What to produce
Within the material below, how many lines carry the word "Scheduling"? State only the number.

(Given entries)

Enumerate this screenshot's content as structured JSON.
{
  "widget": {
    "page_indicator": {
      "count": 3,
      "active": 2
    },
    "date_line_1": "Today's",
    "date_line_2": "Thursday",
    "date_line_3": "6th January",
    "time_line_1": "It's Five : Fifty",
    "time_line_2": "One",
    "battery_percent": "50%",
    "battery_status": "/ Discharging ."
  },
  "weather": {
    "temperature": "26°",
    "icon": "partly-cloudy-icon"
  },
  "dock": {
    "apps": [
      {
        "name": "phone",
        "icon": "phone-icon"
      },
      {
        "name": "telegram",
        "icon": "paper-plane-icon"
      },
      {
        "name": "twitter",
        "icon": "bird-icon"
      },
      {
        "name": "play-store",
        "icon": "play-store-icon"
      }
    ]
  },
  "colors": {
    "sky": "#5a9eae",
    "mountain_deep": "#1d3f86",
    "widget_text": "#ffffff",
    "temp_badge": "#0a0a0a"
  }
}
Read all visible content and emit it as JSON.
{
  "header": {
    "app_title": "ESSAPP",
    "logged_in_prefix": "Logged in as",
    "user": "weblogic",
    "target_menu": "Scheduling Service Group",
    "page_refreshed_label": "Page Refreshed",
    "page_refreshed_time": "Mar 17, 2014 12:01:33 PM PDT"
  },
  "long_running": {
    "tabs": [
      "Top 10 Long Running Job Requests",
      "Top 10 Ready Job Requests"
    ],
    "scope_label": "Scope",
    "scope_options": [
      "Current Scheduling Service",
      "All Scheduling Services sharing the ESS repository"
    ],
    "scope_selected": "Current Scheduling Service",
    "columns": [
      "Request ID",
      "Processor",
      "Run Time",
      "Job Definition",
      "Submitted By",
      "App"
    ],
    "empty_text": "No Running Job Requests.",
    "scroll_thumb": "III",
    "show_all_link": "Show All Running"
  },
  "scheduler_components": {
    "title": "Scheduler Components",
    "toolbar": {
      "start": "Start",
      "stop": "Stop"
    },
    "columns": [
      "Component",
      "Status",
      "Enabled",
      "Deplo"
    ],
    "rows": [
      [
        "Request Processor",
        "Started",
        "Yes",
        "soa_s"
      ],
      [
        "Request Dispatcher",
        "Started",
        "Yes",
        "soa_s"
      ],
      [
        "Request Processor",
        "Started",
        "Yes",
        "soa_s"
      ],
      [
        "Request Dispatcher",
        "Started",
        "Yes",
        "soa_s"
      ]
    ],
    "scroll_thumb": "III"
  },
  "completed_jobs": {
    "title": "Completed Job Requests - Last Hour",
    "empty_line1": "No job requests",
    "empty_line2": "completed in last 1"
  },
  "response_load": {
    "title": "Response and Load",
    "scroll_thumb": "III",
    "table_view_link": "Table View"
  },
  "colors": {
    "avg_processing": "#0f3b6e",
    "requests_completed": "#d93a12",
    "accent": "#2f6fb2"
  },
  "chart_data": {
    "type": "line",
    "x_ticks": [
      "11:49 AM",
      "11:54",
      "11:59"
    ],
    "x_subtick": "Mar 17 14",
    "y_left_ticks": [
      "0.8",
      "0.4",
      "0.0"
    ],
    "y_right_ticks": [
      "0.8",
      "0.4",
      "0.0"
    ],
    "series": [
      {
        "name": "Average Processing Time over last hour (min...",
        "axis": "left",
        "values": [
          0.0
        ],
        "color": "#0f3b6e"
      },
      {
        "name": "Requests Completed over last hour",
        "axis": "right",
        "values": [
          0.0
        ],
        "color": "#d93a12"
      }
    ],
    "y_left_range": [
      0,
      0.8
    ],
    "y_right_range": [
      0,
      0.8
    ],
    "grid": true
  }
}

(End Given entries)

Exercise output
4